Coulée Productions is owned and operated by South Louisiana native and cultural anthropologist Becky Schexnayder, producing films and documentaries on the rich culture of South Louisiana. We focus on preserving and presenting the culture and history of Louisiana’s music, food and medicinal practices of the indigenous people. Coulée is a French word, meaning “to flow.” We let creative ideas flow and manifest through our filmmaking, featuring music and musicians, heroes and viragos, and foodways and byways less taken.
Becky Schexnayder studied and graduated from the University of Louisiana at Lafayette in Anthropology and Photography in 1985. By combining these two disciplines, she preserves history through storytelling. She produced her first short documentary, Poverty Point: A Commemorative Closing in 1986, about the significance of the 2,500 year old Poverty Point Archaeology site in Epps, La., prior to its temporary closing. The film aired on AOC (Acadiana Open Channel) for six months.
Throughout her career, she has worked as a museum exhibit researcher, photographer, designer, and filmmaker. In 2009, she filmed and edited the music video, The Ballad of David Robicheaux, an artistic interpretation of a song written by Andy Smith about the main character, Dave Robicheaux from author James Lee Burke. “This piece really inspired me as a filmmaker, giving me the freedom to express myself artistically and creatively,” she notes. This music video was chosen to screen at the Cinema On The Bayou Film Festival in Lafayette in 2010.
While working on the J.D. Miller Music Studio Exhibit, Rebecca was intrigued by the stories of the Swamp Blues artists that recorded in that studio during the 1950s and ’60s. She says, “I realized the importance of this music and its contribution to our culture.
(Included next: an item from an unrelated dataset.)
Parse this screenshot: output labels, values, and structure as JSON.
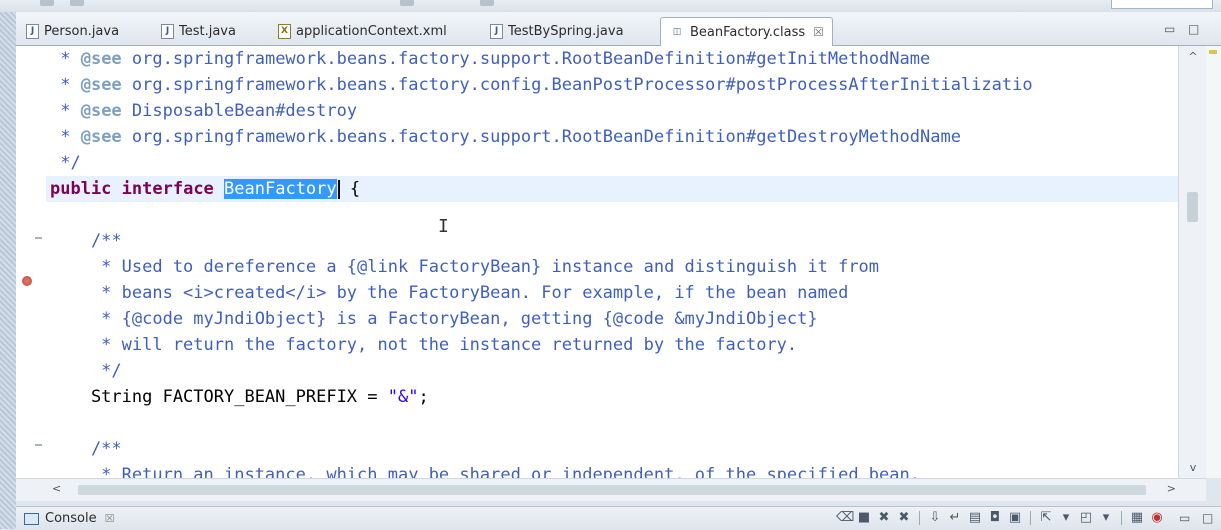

I wanted to capture their stories on film as a way to preserve this part of our history … and I found Carol Fran living right here in Lafayette!”